Gross domestic product rose 4.8 per cent from a year ago, the National Economic and Social Development Board said on Monday (May 21). That is the fastest pace since 2013. The median estimate of 18 economists in a Bloomberg survey was 4 per cent. GDP rose a seasonally adjusted 2 per cent compared with the previous three months, higher than the 1.2 per cent median estimate.
Four years after the military seized power, Thailand's economy is rebounding with growth sustained by a pick-up in exports and tourism. The central bank last week held its benchmark rate near a record low to help support the economic recovery as businesses are still reluctant to invest.
The statistics agency raised its growth forecast for this year to 4.2 per cent to 4.7 per cent, from 3.6 per cent to 4.6 per cent.
"Higher exports help support the manufacturing sector," Wichayayuth Boonchit, deputy secretary general of the state planning agency, said in a briefing in Bangkok. Private investment is expected to recover this year, he said.
The military government has cut red tape, stepped up efforts to woo foreign-direct investment for industrial modernization and is boosting infrastructure. But big projects have faced some delays and elections expected next year inject uncertainty into the outlook.
Thailand's foreign-reserve buffers and a current-account surplus are helping to shield the nation from volatility as US rates rise. The baht gained 0.1 per cent to 32.163 per US dollar as of 9:50am in Bangkok.
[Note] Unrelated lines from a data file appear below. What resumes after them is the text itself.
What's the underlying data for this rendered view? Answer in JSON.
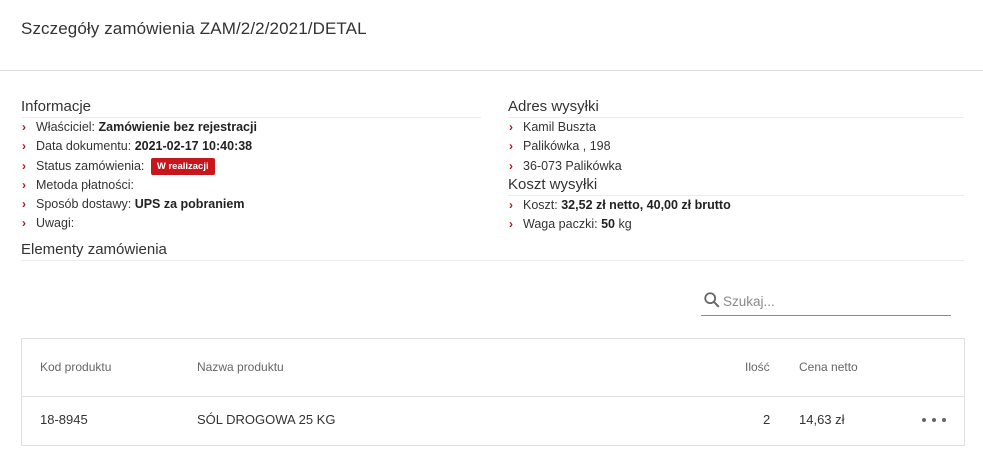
{
  "page": {
    "title": "Szczegóły zamówienia ZAM/2/2/2021/DETAL"
  },
  "info": {
    "heading": "Informacje",
    "owner_label": "Właściciel:",
    "owner_value": "Zamówienie bez rejestracji",
    "date_label": "Data dokumentu:",
    "date_value": "2021-02-17 10:40:38",
    "status_label": "Status zamówienia:",
    "status_value": "W realizacji",
    "payment_label": "Metoda płatności:",
    "delivery_label": "Sposób dostawy:",
    "delivery_value": "UPS za pobraniem",
    "notes_label": "Uwagi:"
  },
  "shipping_address": {
    "heading": "Adres wysyłki",
    "lines": [
      "Kamil Buszta",
      "Palikówka , 198",
      "36-073 Palikówka"
    ]
  },
  "shipping_cost": {
    "heading": "Koszt wysyłki",
    "cost_label": "Koszt:",
    "cost_value": "32,52 zł netto, 40,00 zł brutto",
    "weight_label": "Waga paczki:",
    "weight_value": "50",
    "weight_unit": "kg"
  },
  "elements": {
    "heading": "Elementy zamówienia",
    "search_placeholder": "Szukaj...",
    "columns": {
      "code": "Kod produktu",
      "name": "Nazwa produktu",
      "qty": "Ilość",
      "price": "Cena netto"
    },
    "rows": [
      {
        "code": "18-8945",
        "name": "SÓL DROGOWA 25 KG",
        "qty": "2",
        "price": "14,63 zł"
      }
    ]
  },
  "colors": {
    "accent": "#b3141a",
    "badge_bg": "#c8161d"
  },
  "icons": {
    "bullet": "chevron-right-icon",
    "search": "search-icon",
    "row_menu": "more-horizontal-icon"
  }
}
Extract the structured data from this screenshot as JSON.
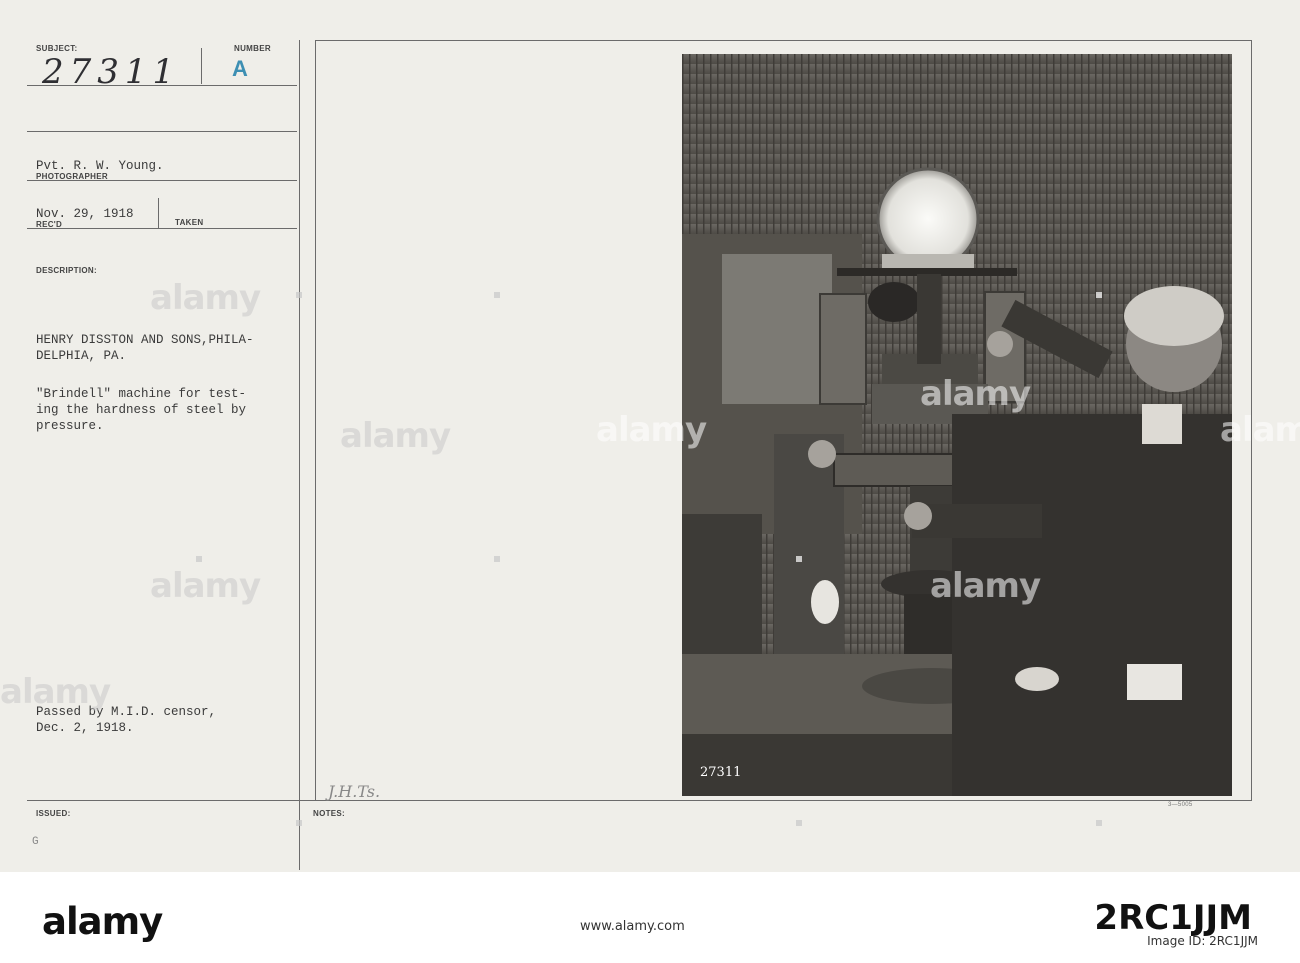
{
  "card": {
    "subject_label": "SUBJECT:",
    "subject_number": "27311",
    "number_label": "NUMBER",
    "number_letter": "A",
    "photographer_name": "Pvt. R. W. Young.",
    "photographer_label": "PHOTOGRAPHER",
    "received_date": "Nov. 29, 1918",
    "received_label": "REC'D",
    "taken_label": "TAKEN",
    "description_label": "DESCRIPTION:",
    "description_lines": [
      "HENRY DISSTON AND SONS,PHILA-",
      "DELPHIA, PA.",
      "",
      "\"Brindell\" machine for test-",
      "ing the hardness of steel by",
      "pressure."
    ],
    "censor_lines": [
      "Passed by M.I.D. censor,",
      "Dec. 2, 1918."
    ],
    "issued_label": "ISSUED:",
    "issued_mark": "G",
    "notes_label": "NOTES:",
    "notes_initials": "J.H.Ts.",
    "form_code": "3—5005",
    "photo_number": "27311"
  },
  "photo": {
    "description": "Two men operating a Brinell hardness testing machine with a large dial gauge in a factory workshop"
  },
  "watermark": {
    "text": "alamy"
  },
  "stock_footer": {
    "logo": "alamy",
    "url": "www.alamy.com",
    "image_id": "2RC1JJM",
    "id_label": "Image ID: 2RC1JJM"
  }
}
It earlier touched 32.363, the weakest level since January.
It is among the few emerging-market currencies that has gained against the dollar this year.